“A lot of it just has to do with the volume of the water. That one particular homeowner just so happens to be in an area where the water volume is the highest and it’s like he is sitting on top of a river under his home,” Kennedy said, referring to Fort’s home.
‘Lennar stands behind every home we build’
In 2017, Lennar Corporation merged with CalAtlantic Homes — a company that purchased Ryland Homes in the years prior.
The corporation would not agree to an interview with our station but provided a statement addressing the issues in Whispering Hollow.
“Lennar stands behind every home we build and honor warranty requests when something is not right. We acquired Whispering Hollow from another builder and have attempted to resolve the concerns of the handful of homeowners who reported issues with the expansive soils that are common throughout the Austin area. Prior to the development of the community, all soil and geotechnical reports were reviewed by the appropriate local government agencies as part of the public approval process.”
‘They don’t know how to fix it’
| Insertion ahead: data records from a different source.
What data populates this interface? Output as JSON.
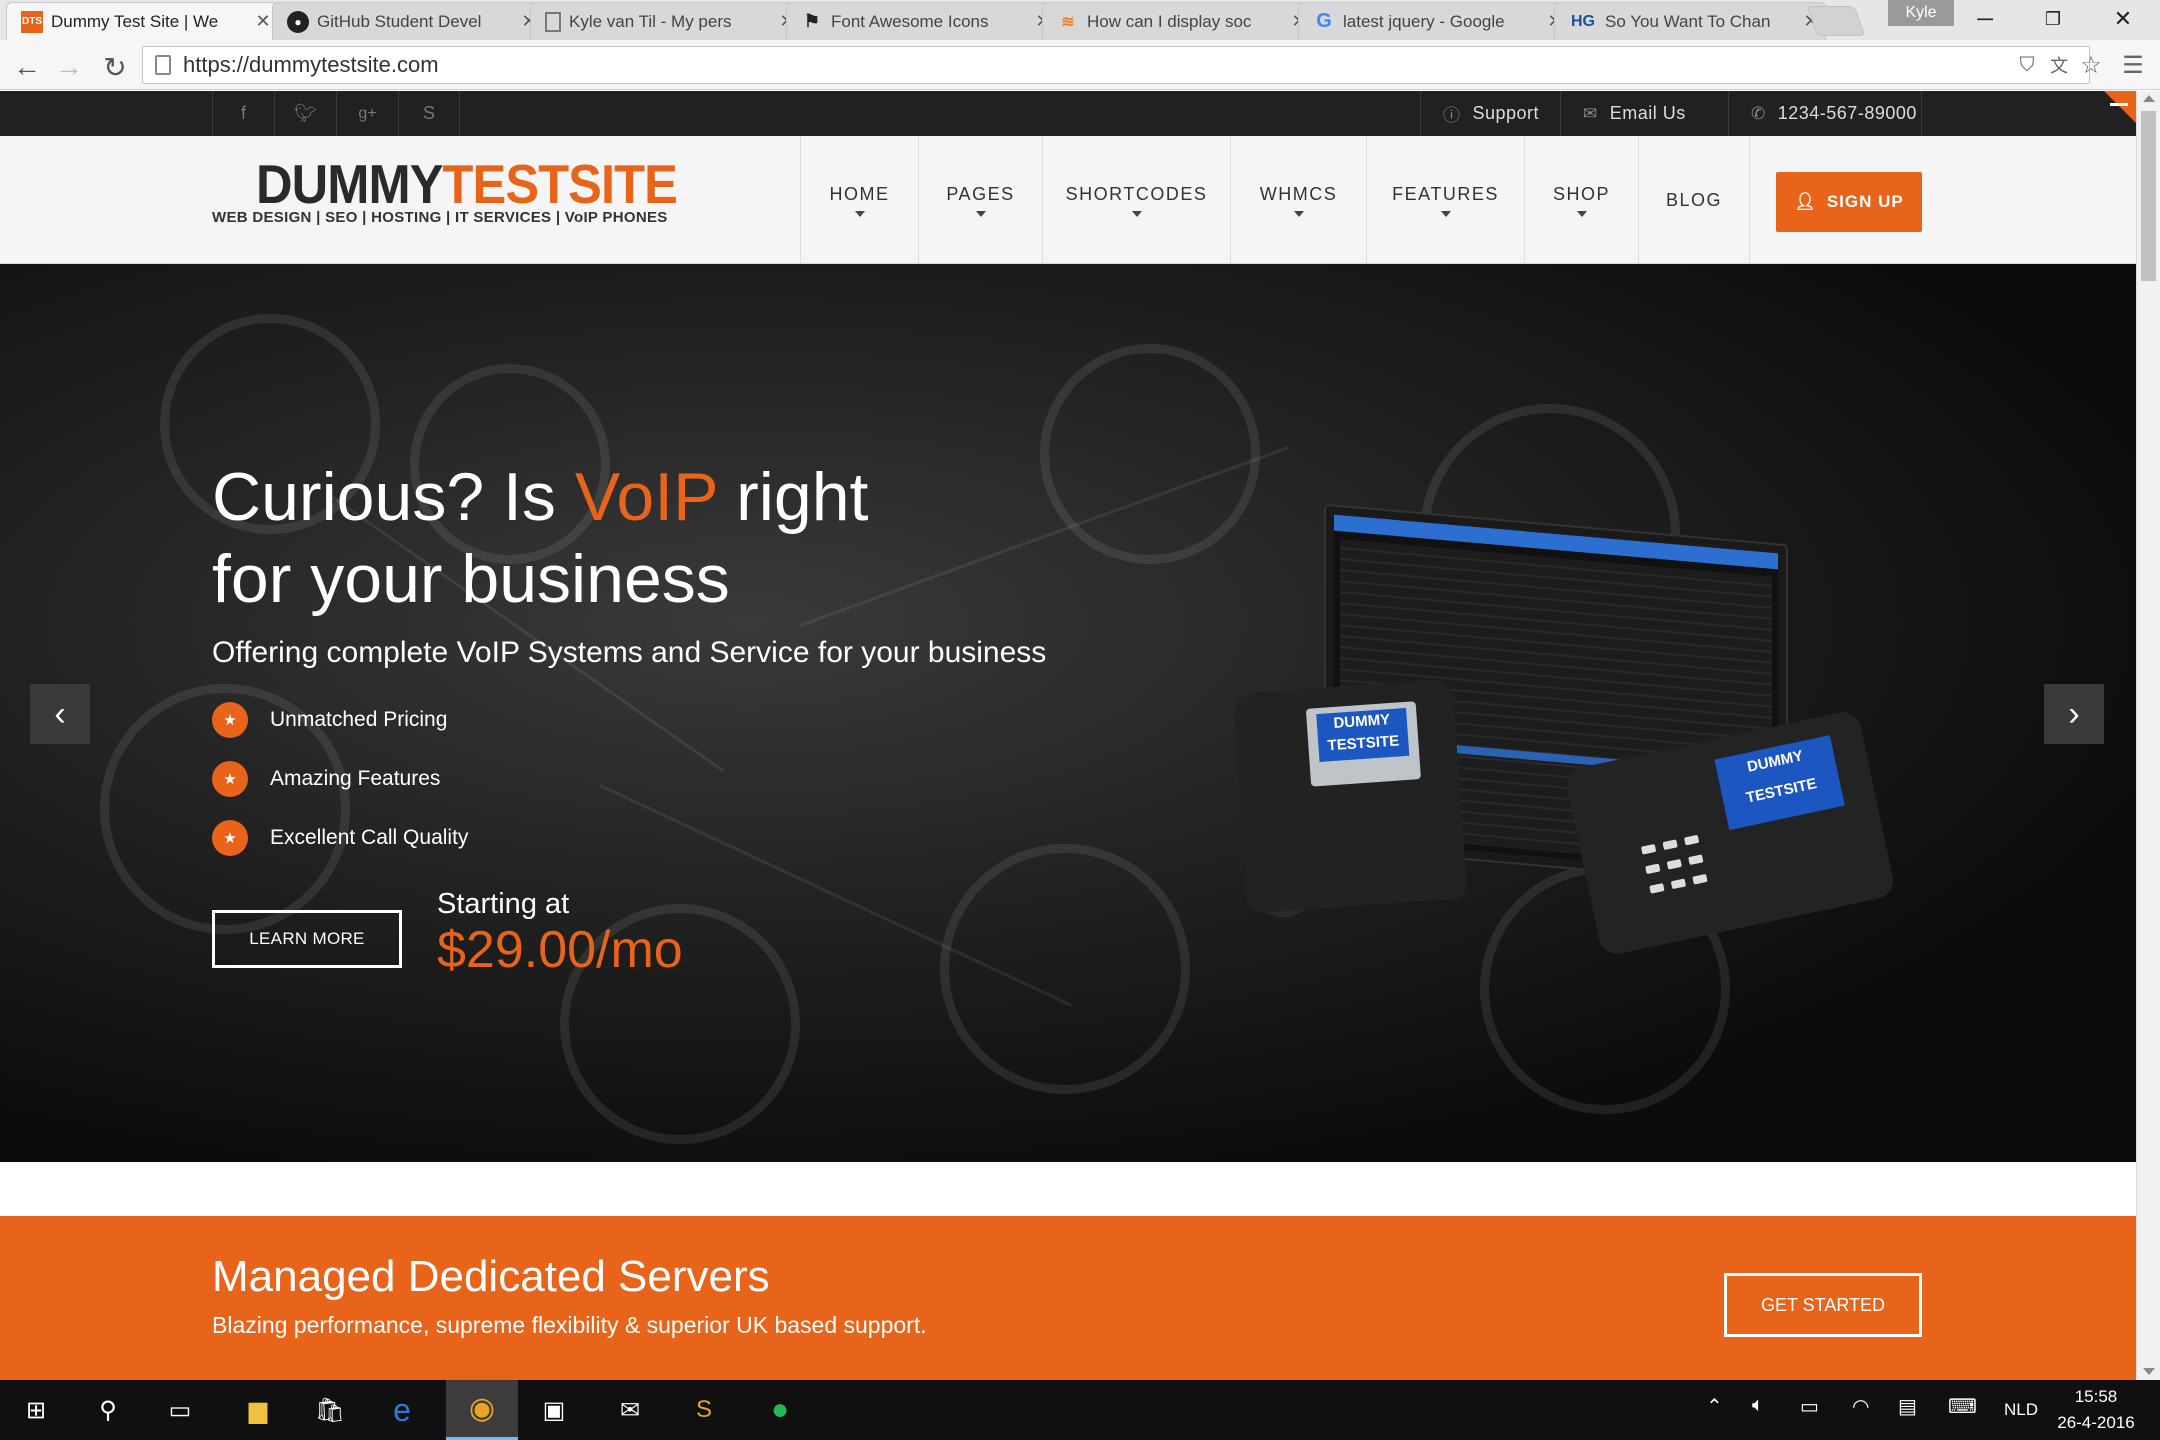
{
  "browser": {
    "tabs": [
      {
        "title": "Dummy Test Site | We",
        "favicon": "dts-icon",
        "active": true
      },
      {
        "title": "GitHub Student Devel",
        "favicon": "github-icon"
      },
      {
        "title": "Kyle van Til - My pers",
        "favicon": "page-icon"
      },
      {
        "title": "Font Awesome Icons",
        "favicon": "flag-icon"
      },
      {
        "title": "How can I display soc",
        "favicon": "stackoverflow-icon"
      },
      {
        "title": "latest jquery - Google",
        "favicon": "google-icon"
      },
      {
        "title": "So You Want To Chan",
        "favicon": "hg-icon"
      }
    ],
    "profile": "Kyle",
    "url": "https://dummytestsite.com"
  },
  "topbar": {
    "support": "Support",
    "email": "Email Us",
    "phone": "1234-567-89000"
  },
  "header": {
    "logo_dummy": "DUMMY",
    "logo_testsite": "TESTSITE",
    "tagline": "WEB DESIGN | SEO | HOSTING | IT SERVICES | VoIP PHONES",
    "nav": [
      "HOME",
      "PAGES",
      "SHORTCODES",
      "WHMCS",
      "FEATURES",
      "SHOP",
      "BLOG"
    ],
    "signup": "SIGN UP"
  },
  "hero": {
    "title_a": "Curious? Is ",
    "title_b": "VoIP",
    "title_c": " right",
    "title_d": "for your business",
    "subtitle": "Offering complete VoIP Systems and Service for your business",
    "features": [
      "Unmatched Pricing",
      "Amazing Features",
      "Excellent Call Quality"
    ],
    "learn_more": "LEARN MORE",
    "starting_at": "Starting at",
    "price": "$29.00/mo",
    "phone1_label": "DUMMY TESTSITE",
    "phone2_label": "DUMMY TESTSITE"
  },
  "band": {
    "title": "Managed Dedicated Servers",
    "subtitle": "Blazing performance, supreme flexibility & superior UK based support.",
    "button": "GET STARTED"
  },
  "taskbar": {
    "language": "NLD",
    "time": "15:58",
    "date": "26-4-2016"
  },
  "colors": {
    "accent": "#e8641a",
    "topbar": "#212121",
    "taskbar": "#101010"
  }
}
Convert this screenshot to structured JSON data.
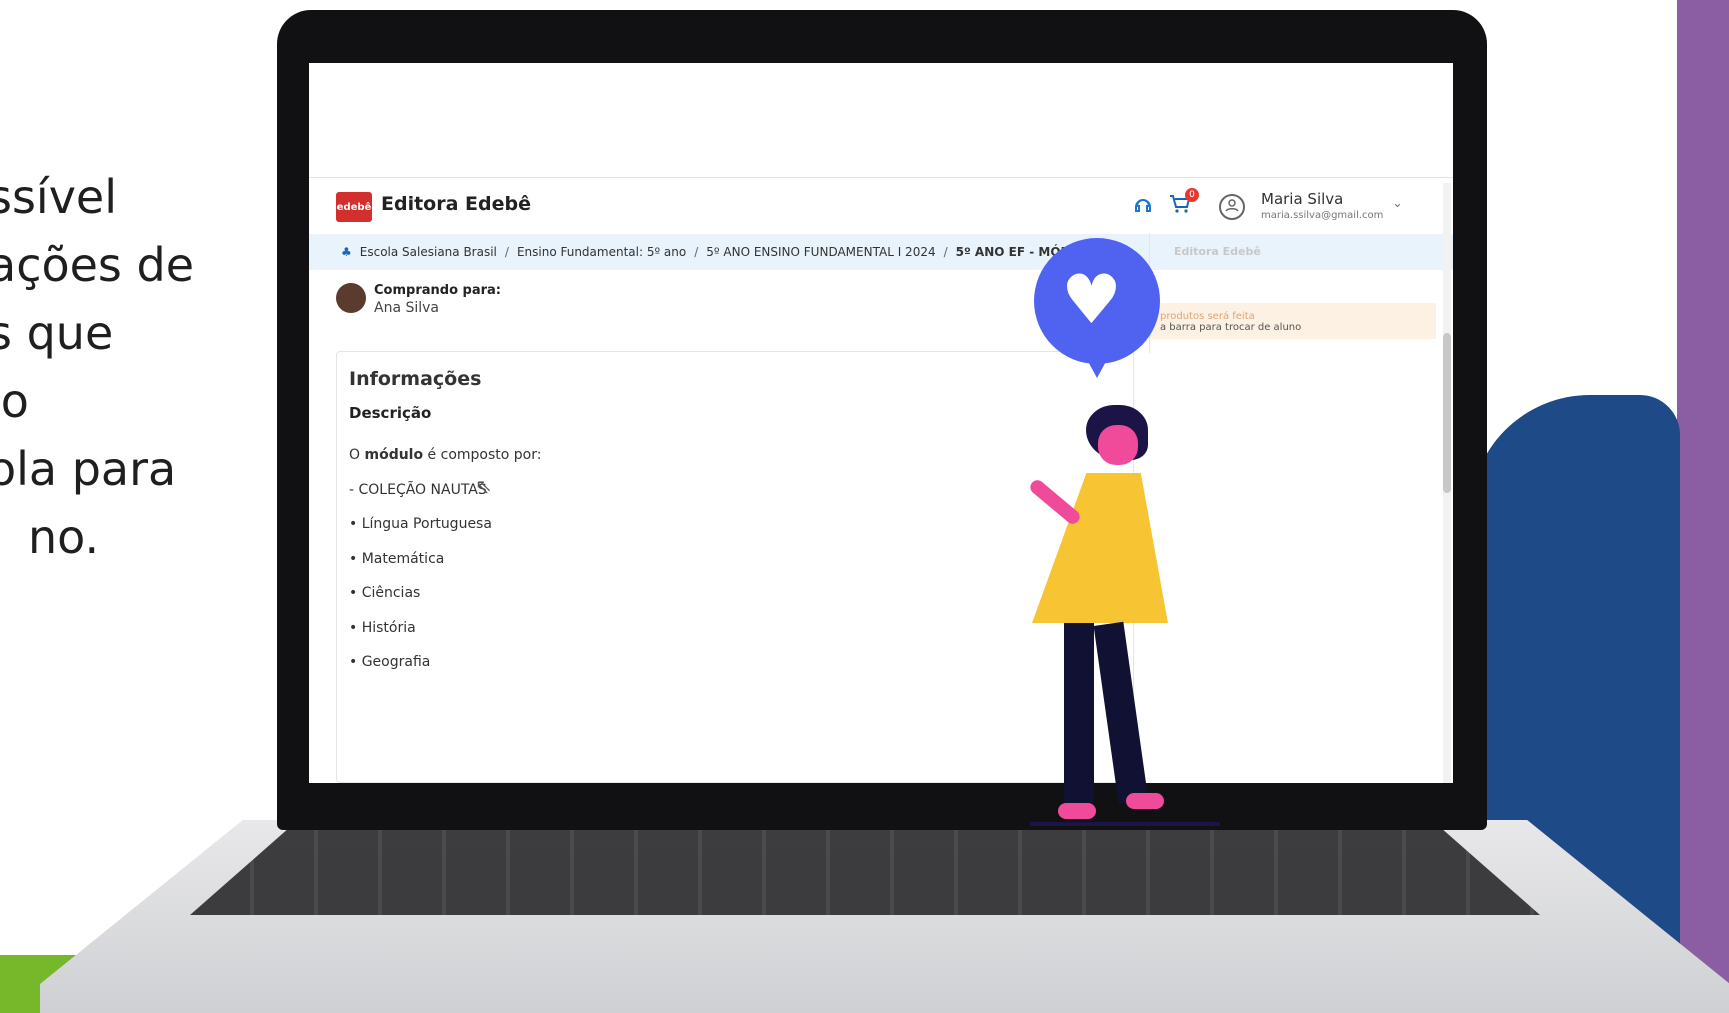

‘I was wronged along with other homeowners here, and it’s like I told them at city hall, there are places to build homes and there are places not to build homes,” Fort said. “I think somebody messed up and they don’t know how to fix it.”
The city is now considering solutions to the issues being faced by homeowners, which could cost the city anywhere from $7,000 to $525,000, depending on what leaders decide.
“Back in 2007, the city was very different,” Kennedy said. “We had maybe one staff person and the rest were reviewed by external contractors. So, over the years we have started to bring in more city staff and review processes are handled in-house.”
“We are much more capable and proficient at maintaining all the engineering standards that direct the development of city infrastructure,” she added.
In the years after Whispering Hollow was built, city leaders changed ordinances to require builders to submit the results of soil evaluations before being issued building permits. But that is not the standard across the state — and not a part of Texas law.
KXAN looked into the City of Austin’s policies for inspecting home developments as a part of an investigation into a massive Austin subdivision dealing with failing foundations. The City of Austin requires third-party inspectors to submit one-page letters certifying new home foundations but does not require builders to submit soil evaluations as part of the process.
‘It was wrong to do that‘
The structural warranties on most of the homes in Whispering Hollow, including Fort’s, are now expired. Engineers with AquaStrategies predict the issues in the neighborhood will likely continue if no action is taken at all.
In 2020, Fort and his family filed a lawsuit against Lennar alleging “after multiple attempts to repair the foundation, the damage on the property still exists” and that their own experts do not think the problems can be corrected. The suit is still ongoing.
“I look at it and say ‘It is a construction defect that the builder knew or should have known and could have remedied the problem a long time ago,’ and now Mr. Fort has spent his retirement and his savings into this home that has a severe foundation issue,” said Fort’s attorney, Alex Hernandez, Jr.
We pulled lawsuits from across the state dealing with home foundation disputes. Since 2013, at least 900 lawsuits dealing with foundation issues have been filed in Texas. The claims range from defective foundations and ineffective repairs to companies seeking compensation for repairs made. The claims can end up playing out in court, mediation, arbitration or dismissed entirely.
Fort said during our interview, he believes Lennar should buy his home and any other property in Whispering Hollow dealing with damage from the perched aquifer.
‘It was wrong to do that, and a lot of people are paying for it at the expense of the people that let this happen,” Fort said.
Lennar Corporation would not comment on Fort’s specific case.
Investigative Intern Aurora Berry, Investigative Photojournalist Richie Bowes, Graphic Artist Rachel Gale, Director of Investigations & Innovation Josh Hinkle, Drone Pilot Bob Osborn, Digital Director Kate Winkle and Graphic Artist Jeffrey Wright contributed to this report.